(Beginning of SUPPLIED MATERIAL)

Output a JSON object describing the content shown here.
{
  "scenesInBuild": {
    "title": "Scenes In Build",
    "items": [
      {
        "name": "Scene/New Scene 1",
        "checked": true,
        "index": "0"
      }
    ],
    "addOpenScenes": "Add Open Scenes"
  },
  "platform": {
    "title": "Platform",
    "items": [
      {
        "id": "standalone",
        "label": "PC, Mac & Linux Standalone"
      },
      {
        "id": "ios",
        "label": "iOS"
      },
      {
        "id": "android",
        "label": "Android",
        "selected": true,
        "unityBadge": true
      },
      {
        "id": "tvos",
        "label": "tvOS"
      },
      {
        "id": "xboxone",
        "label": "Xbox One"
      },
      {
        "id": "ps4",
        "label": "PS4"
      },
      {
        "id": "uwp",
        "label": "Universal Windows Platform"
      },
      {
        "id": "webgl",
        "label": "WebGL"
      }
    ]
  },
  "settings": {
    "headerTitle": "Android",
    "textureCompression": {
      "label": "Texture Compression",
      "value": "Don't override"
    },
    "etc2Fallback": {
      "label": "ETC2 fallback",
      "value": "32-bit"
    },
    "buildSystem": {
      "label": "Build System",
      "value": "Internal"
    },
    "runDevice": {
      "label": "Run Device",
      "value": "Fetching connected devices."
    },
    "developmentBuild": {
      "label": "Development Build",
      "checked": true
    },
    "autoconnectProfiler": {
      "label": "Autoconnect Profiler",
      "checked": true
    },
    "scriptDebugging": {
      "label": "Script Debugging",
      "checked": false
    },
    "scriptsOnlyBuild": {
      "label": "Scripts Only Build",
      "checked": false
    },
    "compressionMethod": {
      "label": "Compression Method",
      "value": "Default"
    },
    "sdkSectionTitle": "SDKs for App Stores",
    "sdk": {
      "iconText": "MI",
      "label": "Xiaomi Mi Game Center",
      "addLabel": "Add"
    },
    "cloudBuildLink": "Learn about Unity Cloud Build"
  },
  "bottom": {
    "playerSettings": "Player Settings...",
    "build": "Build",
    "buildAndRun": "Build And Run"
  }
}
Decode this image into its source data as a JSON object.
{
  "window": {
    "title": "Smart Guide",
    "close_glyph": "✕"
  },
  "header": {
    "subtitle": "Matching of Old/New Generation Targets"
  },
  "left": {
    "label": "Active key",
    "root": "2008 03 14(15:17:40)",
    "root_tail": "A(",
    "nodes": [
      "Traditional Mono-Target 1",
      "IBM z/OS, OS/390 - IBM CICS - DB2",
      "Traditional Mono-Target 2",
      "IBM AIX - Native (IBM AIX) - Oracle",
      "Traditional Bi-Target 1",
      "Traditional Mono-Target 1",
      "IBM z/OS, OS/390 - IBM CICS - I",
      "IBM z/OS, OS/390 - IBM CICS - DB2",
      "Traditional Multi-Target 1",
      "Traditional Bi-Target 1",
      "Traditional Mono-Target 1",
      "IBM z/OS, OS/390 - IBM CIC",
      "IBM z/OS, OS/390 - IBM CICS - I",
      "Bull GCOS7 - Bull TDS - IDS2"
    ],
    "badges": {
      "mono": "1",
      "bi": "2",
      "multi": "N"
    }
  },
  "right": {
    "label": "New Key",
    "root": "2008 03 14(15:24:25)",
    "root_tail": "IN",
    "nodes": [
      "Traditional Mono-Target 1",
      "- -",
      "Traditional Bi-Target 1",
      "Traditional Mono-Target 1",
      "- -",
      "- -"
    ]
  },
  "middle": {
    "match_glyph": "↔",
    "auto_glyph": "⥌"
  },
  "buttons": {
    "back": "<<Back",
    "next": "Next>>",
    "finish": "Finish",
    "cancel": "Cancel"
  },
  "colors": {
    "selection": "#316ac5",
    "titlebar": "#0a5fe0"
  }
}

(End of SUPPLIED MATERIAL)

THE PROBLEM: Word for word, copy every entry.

EXERCISE SOLUTION:
Output a JSON object describing the content shown here.
{
  "scenesInBuild": {
    "title": "Scenes In Build",
    "items": [
      {
        "name": "Scene/New Scene 1",
        "checked": true,
        "index": "0"
      }
    ],
    "addOpenScenes": "Add Open Scenes"
  },
  "platform": {
    "title": "Platform",
    "items": [
      {
        "id": "standalone",
        "label": "PC, Mac & Linux Standalone"
      },
      {
        "id": "ios",
        "label": "iOS"
      },
      {
        "id": "android",
        "label": "Android",
        "selected": true,
        "unityBadge": true
      },
      {
        "id": "tvos",
        "label": "tvOS"
      },
      {
        "id": "xboxone",
        "label": "Xbox One"
      },
      {
        "id": "ps4",
        "label": "PS4"
      },
      {
        "id": "uwp",
        "label": "Universal Windows Platform"
      },
      {
        "id": "webgl",
        "label": "WebGL"
      }
    ]
  },
  "settings": {
    "headerTitle": "Android",
    "textureCompression": {
      "label": "Texture Compression",
      "value": "Don't override"
    },
    "etc2Fallback": {
      "label": "ETC2 fallback",
      "value": "32-bit"
    },
    "buildSystem": {
      "label": "Build System",
      "value": "Internal"
    },
    "runDevice": {
      "label": "Run Device",
      "value": "Fetching connected devices."
    },
    "developmentBuild": {
      "label": "Development Build",
      "checked": true
    },
    "autoconnectProfiler": {
      "label": "Autoconnect Profiler",
      "checked": true
    },
    "scriptDebugging": {
      "label": "Script Debugging",
      "checked": false
    },
    "scriptsOnlyBuild": {
      "label": "Scripts Only Build",
      "checked": false
    },
    "compressionMethod": {
      "label": "Compression Method",
      "value": "Default"
    },
    "sdkSectionTitle": "SDKs for App Stores",
    "sdk": {
      "iconText": "MI",
      "label": "Xiaomi Mi Game Center",
      "addLabel": "Add"
    },
    "cloudBuildLink": "Learn about Unity Cloud Build"
  },
  "bottom": {
    "playerSettings": "Player Settings...",
    "build": "Build",
    "buildAndRun": "Build And Run"
  }
}
Decode this image into its source data as a JSON object.
{
  "window": {
    "title": "Smart Guide",
    "close_glyph": "✕"
  },
  "header": {
    "subtitle": "Matching of Old/New Generation Targets"
  },
  "left": {
    "label": "Active key",
    "root": "2008 03 14(15:17:40)",
    "root_tail": "A(",
    "nodes": [
      "Traditional Mono-Target 1",
      "IBM z/OS, OS/390 - IBM CICS - DB2",
      "Traditional Mono-Target 2",
      "IBM AIX - Native (IBM AIX) - Oracle",
      "Traditional Bi-Target 1",
      "Traditional Mono-Target 1",
      "IBM z/OS, OS/390 - IBM CICS - I",
      "IBM z/OS, OS/390 - IBM CICS - DB2",
      "Traditional Multi-Target 1",
      "Traditional Bi-Target 1",
      "Traditional Mono-Target 1",
      "IBM z/OS, OS/390 - IBM CIC",
      "IBM z/OS, OS/390 - IBM CICS - I",
      "Bull GCOS7 - Bull TDS - IDS2"
    ],
    "badges": {
      "mono": "1",
      "bi": "2",
      "multi": "N"
    }
  },
  "right": {
    "label": "New Key",
    "root": "2008 03 14(15:24:25)",
    "root_tail": "IN",
    "nodes": [
      "Traditional Mono-Target 1",
      "- -",
      "Traditional Bi-Target 1",
      "Traditional Mono-Target 1",
      "- -",
      "- -"
    ]
  },
  "middle": {
    "match_glyph": "↔",
    "auto_glyph": "⥌"
  },
  "buttons": {
    "back": "<<Back",
    "next": "Next>>",
    "finish": "Finish",
    "cancel": "Cancel"
  },
  "colors": {
    "selection": "#316ac5",
    "titlebar": "#0a5fe0"
  }
}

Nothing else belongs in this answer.